  4. Following MOM’s investigations, Tan has since returned the monies collected to all the workers. 
  5. For Peya’s involvement in aiding Tan to collect kickbacks, Peya will be dealt with in due course.

    Applicants must make truthful declarations
  6. Commenting on the case, Mr Kandhavel Periyasamy, Director of Employment Inspectorate, MOM’s Foreign Manpower Management Division, said, “Tan had falsely declared the salary of the workers so that they could qualify for S Passes. This is a serious offence and we will take strong enforcement action against such employers, including barring them from employing foreign workers.”
  7. Since 2014, 55 employers were prosecuted for falsely declaring their foreign workers’ salaries.
  8. Under the Employment of Foreign Manpower Act (EFMA), offenders found guilty of false declaration offences can be imprisoned for up to two years, or fined a maximum of $20,000, or both. For kickback offences, offenders can be imprisoned for up to two years, or fined a maximum of $30,000, or both.

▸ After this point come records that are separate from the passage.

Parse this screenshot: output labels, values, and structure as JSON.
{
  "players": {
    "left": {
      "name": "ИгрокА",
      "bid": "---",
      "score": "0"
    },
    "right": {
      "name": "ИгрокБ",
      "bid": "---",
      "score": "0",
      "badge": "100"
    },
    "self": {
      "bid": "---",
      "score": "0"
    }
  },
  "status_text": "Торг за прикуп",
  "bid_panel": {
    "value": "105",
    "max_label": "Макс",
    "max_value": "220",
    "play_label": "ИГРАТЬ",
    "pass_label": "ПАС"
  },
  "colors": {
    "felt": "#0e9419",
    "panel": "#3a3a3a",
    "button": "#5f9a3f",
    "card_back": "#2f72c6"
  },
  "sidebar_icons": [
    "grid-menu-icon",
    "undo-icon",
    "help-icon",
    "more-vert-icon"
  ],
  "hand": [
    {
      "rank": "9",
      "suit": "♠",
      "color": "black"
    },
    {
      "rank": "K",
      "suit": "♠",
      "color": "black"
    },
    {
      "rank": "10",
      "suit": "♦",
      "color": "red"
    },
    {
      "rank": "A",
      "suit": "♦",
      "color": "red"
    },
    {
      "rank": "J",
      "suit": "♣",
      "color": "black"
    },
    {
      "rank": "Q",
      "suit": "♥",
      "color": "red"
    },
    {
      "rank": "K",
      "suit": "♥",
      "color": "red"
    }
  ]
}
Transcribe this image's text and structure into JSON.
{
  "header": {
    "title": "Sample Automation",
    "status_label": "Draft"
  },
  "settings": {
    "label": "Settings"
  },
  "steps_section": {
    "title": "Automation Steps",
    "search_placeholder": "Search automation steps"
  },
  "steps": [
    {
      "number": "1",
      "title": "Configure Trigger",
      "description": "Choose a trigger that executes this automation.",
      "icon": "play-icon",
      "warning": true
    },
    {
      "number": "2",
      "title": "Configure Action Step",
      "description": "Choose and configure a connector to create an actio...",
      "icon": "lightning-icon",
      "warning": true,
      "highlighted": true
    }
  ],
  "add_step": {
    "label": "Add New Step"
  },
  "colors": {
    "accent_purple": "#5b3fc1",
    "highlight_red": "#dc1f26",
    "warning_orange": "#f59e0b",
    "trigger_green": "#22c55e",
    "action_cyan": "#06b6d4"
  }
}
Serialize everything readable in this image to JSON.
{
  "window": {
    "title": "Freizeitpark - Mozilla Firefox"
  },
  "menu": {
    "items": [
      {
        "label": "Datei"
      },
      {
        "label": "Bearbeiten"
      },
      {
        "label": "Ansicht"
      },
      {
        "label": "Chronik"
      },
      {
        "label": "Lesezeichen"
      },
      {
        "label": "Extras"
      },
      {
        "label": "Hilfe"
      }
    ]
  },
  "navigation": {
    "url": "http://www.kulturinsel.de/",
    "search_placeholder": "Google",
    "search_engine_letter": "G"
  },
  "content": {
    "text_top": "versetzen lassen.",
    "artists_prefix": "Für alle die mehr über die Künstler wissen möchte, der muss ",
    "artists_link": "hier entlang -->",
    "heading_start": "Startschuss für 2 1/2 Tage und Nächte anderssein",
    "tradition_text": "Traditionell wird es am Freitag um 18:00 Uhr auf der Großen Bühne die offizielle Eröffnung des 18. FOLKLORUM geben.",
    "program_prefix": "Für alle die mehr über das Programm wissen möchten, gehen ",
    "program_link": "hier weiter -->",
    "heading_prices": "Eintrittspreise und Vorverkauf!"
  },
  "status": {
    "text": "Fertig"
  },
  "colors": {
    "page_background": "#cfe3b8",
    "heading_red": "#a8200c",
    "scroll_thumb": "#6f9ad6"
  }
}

  9. Members of the public who know of persons or employers who contravene the EFMA should report the matter to MOM at 6438 5122 or e-mail mom_fmmd@mom.gov.sg. All information will be kept strictly confidential.